The amplifier comes in many forms but I believe the one most important is that amplifier inside of oneself. Some people I know manage to tune that amplifier to only hear what they want to - like a low-pass filter of sorts, they filter off all the high frequencies and hear the good parts (the bass). Some others are unable to hear the good parts, and tune in only to negative comments, on which they remind themselves of their fragility.

I can't offer a way to tune that amplifier to hear the whole message though, and it is only human to tune in or tune out as we see fit. Perhaps it is important to realise that we inherently tune the messages we hear, and that should be sufficient to know. I have always heard that it is important to analyse what you hear in the context of what the issuer is saying - perhaps that is where I shall start now.

I shall start listening - without tuning.

Thursday, August 03, 2006

Fuzzy Logic

A famous song goes this way:

"Feelings... nothing more than feelings... Trying to forget... my feelings of love"


It is so hard to answer that simple question "How are you?" without either feeling like I'm not being entirely truthful, or not being entirely succinct. How do you sum up a whole baggage worth of roller-coaster emotions into a supple little paragraph? How do you say the right words, without saying too much, and not sounding like you're copping out of a simple question?

"Fine, I guess."

Wrong answer. It invites more questions.

"You guess? What do you mean? You're fine but not exactly?"

Perhaps "Fine" would have done it. But when your heart is worn on your sleeve, when your face is the reason for your failure in poker tournaments, you know you aren't getting away with a simple answer.

Which is where I face my biggest problem: explaining. No words can fully capture absolutely the emotions that I've felt, or the stupid thoughts that I have thought about. Something can be both true and untrue, much like in fuzzy logic.

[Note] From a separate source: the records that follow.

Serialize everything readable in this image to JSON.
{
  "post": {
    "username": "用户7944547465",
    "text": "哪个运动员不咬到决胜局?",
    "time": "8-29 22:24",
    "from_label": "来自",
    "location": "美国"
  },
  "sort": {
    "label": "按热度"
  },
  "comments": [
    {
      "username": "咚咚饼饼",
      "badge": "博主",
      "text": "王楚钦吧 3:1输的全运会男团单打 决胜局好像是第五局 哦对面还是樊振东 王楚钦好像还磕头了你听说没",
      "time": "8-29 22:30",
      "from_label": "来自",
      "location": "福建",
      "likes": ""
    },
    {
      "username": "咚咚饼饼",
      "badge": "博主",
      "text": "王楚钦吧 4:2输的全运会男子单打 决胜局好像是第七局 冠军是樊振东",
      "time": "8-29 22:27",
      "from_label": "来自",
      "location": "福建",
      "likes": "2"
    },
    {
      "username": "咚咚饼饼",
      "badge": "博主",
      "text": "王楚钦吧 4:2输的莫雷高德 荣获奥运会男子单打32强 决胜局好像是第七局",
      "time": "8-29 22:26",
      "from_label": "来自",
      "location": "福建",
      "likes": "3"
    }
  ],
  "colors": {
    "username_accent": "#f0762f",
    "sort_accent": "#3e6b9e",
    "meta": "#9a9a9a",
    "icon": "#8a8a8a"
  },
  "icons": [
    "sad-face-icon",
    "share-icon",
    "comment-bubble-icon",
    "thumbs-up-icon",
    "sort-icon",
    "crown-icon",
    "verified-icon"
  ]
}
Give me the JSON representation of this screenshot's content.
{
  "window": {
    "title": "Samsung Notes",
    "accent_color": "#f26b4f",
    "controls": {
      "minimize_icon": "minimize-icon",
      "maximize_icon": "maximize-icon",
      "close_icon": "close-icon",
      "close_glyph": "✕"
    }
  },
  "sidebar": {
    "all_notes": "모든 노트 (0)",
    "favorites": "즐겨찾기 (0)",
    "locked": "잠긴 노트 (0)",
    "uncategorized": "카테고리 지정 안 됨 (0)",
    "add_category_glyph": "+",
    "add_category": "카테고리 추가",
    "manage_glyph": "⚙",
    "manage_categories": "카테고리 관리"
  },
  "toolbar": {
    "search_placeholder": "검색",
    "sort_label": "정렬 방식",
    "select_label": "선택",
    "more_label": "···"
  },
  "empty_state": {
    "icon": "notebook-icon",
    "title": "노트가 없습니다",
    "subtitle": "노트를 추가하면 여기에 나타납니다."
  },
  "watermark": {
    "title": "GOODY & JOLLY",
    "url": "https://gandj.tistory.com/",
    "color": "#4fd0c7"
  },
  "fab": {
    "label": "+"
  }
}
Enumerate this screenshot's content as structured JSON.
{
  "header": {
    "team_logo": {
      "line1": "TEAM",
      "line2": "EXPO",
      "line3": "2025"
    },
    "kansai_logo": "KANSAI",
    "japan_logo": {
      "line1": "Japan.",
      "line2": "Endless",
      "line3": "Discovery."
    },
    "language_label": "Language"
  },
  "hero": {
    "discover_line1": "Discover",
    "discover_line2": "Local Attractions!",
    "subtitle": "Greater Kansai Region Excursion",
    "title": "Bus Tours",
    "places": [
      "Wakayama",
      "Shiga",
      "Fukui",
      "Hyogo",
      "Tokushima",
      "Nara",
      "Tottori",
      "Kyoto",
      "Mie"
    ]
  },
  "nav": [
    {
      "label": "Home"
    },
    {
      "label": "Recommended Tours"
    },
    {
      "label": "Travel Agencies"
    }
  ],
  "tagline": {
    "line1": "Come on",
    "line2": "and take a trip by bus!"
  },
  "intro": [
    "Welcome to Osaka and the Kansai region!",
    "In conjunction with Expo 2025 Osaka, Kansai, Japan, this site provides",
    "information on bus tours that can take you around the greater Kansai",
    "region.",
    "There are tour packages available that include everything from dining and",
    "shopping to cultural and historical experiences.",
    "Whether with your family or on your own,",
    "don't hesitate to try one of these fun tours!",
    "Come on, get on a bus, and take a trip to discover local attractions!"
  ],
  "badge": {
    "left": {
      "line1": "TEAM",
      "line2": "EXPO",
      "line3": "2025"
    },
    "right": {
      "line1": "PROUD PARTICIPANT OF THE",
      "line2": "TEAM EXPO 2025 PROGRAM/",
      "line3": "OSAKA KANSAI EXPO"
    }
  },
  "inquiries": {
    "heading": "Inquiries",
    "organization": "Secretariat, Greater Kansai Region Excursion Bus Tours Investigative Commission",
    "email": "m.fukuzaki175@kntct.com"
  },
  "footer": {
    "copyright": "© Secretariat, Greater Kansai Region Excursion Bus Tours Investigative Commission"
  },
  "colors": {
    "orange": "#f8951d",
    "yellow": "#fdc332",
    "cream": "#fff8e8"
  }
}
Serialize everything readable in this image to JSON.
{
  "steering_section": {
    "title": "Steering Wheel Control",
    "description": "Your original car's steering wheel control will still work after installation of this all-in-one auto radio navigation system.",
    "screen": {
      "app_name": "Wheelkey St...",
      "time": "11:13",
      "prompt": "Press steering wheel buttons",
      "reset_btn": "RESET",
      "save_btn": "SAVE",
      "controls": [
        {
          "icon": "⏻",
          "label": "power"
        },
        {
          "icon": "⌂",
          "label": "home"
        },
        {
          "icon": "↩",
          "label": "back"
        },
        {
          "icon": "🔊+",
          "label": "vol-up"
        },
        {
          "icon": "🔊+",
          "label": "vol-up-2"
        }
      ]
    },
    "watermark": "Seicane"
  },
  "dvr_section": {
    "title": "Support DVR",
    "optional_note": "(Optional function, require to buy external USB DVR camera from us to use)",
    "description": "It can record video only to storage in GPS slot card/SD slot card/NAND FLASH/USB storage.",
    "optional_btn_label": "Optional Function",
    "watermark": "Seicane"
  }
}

I am both happy and unhappy. Happy that things turned out well. Unhappy that things didn't turn out the way I wanted them to.

I am both sad and not sad. Sad that more than 2 years is taken to finally see the inevitability of a disintegration. I'm not sad that it finally dawned on the more courageous one to take the penultimate step towards separation.

I am both surprised and not surprised. Surprised that it had to come during a period of time when nothing registered on the 'danger' radar, that the seas looked calm and winds didn't deliver torrential rain. I am not surprised; we have been living in the eye of the storm for too long, calmly cruising along in the centre of the maelstrom that is a malformed union.

I am both frustrated and not frustrated. Frustrated that my efforts towards keeping the flames alive for the past 2 months were wasted, that it seemed like nothing I did over that period created any impression at all. I am not frustrated with you; the issue had to be dealt with sooner or later - it was just the timing of it all.

I am both resigned and not resigned. Resigned that I'm just not the one right now; resigned to the notion that the attraction isn't there anymore. Not resigned to the fact that someone might be better out there, for no one is a perfect match, ever.

We are friends but not really friends. Friends we were when we first met and friends we return to. But that special moniker known as 'ex' is tagged forever, unless unlikely circumstances alter that hard-to-accept reality.

We forge on - friends.